● **What you will do**
Every record below is to be reproduced exactly.

● **Source data**
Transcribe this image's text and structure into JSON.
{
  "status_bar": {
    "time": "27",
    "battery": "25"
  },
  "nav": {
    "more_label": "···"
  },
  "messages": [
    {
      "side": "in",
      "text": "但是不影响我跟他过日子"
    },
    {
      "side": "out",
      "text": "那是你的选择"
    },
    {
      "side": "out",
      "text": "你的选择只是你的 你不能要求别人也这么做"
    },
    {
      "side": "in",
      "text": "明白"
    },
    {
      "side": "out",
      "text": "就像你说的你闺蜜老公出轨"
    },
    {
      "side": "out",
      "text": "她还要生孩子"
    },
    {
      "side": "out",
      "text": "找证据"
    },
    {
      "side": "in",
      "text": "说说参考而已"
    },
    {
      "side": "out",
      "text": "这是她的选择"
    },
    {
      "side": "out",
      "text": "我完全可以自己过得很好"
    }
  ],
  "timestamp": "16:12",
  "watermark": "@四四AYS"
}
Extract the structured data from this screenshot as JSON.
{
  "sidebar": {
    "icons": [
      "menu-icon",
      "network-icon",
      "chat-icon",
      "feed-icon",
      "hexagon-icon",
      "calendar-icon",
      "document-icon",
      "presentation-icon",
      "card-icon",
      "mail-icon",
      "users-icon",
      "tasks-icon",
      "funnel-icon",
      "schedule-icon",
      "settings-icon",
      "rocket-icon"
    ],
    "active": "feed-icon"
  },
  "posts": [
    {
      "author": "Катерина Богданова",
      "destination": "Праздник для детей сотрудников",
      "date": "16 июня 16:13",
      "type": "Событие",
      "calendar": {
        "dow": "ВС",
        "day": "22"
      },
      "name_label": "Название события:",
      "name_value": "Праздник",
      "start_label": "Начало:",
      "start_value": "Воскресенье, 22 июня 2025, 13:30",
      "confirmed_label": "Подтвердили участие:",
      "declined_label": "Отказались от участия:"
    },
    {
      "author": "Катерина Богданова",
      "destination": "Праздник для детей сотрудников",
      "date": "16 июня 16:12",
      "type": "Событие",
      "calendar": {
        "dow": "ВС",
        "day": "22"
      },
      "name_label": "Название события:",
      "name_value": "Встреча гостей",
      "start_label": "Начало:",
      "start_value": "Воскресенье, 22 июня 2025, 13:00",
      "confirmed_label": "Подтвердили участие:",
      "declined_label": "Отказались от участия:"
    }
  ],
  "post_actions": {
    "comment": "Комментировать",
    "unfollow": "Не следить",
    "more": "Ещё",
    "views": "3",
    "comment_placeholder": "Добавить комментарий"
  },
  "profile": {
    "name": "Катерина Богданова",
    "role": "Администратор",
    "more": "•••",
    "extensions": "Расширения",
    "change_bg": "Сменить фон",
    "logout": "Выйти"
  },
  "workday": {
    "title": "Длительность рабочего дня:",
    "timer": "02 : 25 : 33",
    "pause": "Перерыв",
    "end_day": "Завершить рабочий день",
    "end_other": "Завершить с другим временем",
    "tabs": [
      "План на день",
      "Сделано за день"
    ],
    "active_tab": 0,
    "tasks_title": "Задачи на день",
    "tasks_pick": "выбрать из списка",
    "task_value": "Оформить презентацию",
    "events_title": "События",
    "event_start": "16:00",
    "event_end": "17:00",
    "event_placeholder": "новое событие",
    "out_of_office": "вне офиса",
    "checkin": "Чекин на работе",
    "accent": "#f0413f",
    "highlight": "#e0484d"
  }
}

● **Reply to the exercise**
Transcribe this image's text and structure into JSON.
{
  "status_bar": {
    "time": "27",
    "battery": "25"
  },
  "nav": {
    "more_label": "···"
  },
  "messages": [
    {
      "side": "in",
      "text": "但是不影响我跟他过日子"
    },
    {
      "side": "out",
      "text": "那是你的选择"
    },
    {
      "side": "out",
      "text": "你的选择只是你的 你不能要求别人也这么做"
    },
    {
      "side": "in",
      "text": "明白"
    },
    {
      "side": "out",
      "text": "就像你说的你闺蜜老公出轨"
    },
    {
      "side": "out",
      "text": "她还要生孩子"
    },
    {
      "side": "out",
      "text": "找证据"
    },
    {
      "side": "in",
      "text": "说说参考而已"
    },
    {
      "side": "out",
      "text": "这是她的选择"
    },
    {
      "side": "out",
      "text": "我完全可以自己过得很好"
    }
  ],
  "timestamp": "16:12",
  "watermark": "@四四AYS"
}
Extract the structured data from this screenshot as JSON.
{
  "sidebar": {
    "icons": [
      "menu-icon",
      "network-icon",
      "chat-icon",
      "feed-icon",
      "hexagon-icon",
      "calendar-icon",
      "document-icon",
      "presentation-icon",
      "card-icon",
      "mail-icon",
      "users-icon",
      "tasks-icon",
      "funnel-icon",
      "schedule-icon",
      "settings-icon",
      "rocket-icon"
    ],
    "active": "feed-icon"
  },
  "posts": [
    {
      "author": "Катерина Богданова",
      "destination": "Праздник для детей сотрудников",
      "date": "16 июня 16:13",
      "type": "Событие",
      "calendar": {
        "dow": "ВС",
        "day": "22"
      },
      "name_label": "Название события:",
      "name_value": "Праздник",
      "start_label": "Начало:",
      "start_value": "Воскресенье, 22 июня 2025, 13:30",
      "confirmed_label": "Подтвердили участие:",
      "declined_label": "Отказались от участия:"
    },
    {
      "author": "Катерина Богданова",
      "destination": "Праздник для детей сотрудников",
      "date": "16 июня 16:12",
      "type": "Событие",
      "calendar": {
        "dow": "ВС",
        "day": "22"
      },
      "name_label": "Название события:",
      "name_value": "Встреча гостей",
      "start_label": "Начало:",
      "start_value": "Воскресенье, 22 июня 2025, 13:00",
      "confirmed_label": "Подтвердили участие:",
      "declined_label": "Отказались от участия:"
    }
  ],
  "post_actions": {
    "comment": "Комментировать",
    "unfollow": "Не следить",
    "more": "Ещё",
    "views": "3",
    "comment_placeholder": "Добавить комментарий"
  },
  "profile": {
    "name": "Катерина Богданова",
    "role": "Администратор",
    "more": "•••",
    "extensions": "Расширения",
    "change_bg": "Сменить фон",
    "logout": "Выйти"
  },
  "workday": {
    "title": "Длительность рабочего дня:",
    "timer": "02 : 25 : 33",
    "pause": "Перерыв",
    "end_day": "Завершить рабочий день",
    "end_other": "Завершить с другим временем",
    "tabs": [
      "План на день",
      "Сделано за день"
    ],
    "active_tab": 0,
    "tasks_title": "Задачи на день",
    "tasks_pick": "выбрать из списка",
    "task_value": "Оформить презентацию",
    "events_title": "События",
    "event_start": "16:00",
    "event_end": "17:00",
    "event_placeholder": "новое событие",
    "out_of_office": "вне офиса",
    "checkin": "Чекин на работе",
    "accent": "#f0413f",
    "highlight": "#e0484d"
  }
}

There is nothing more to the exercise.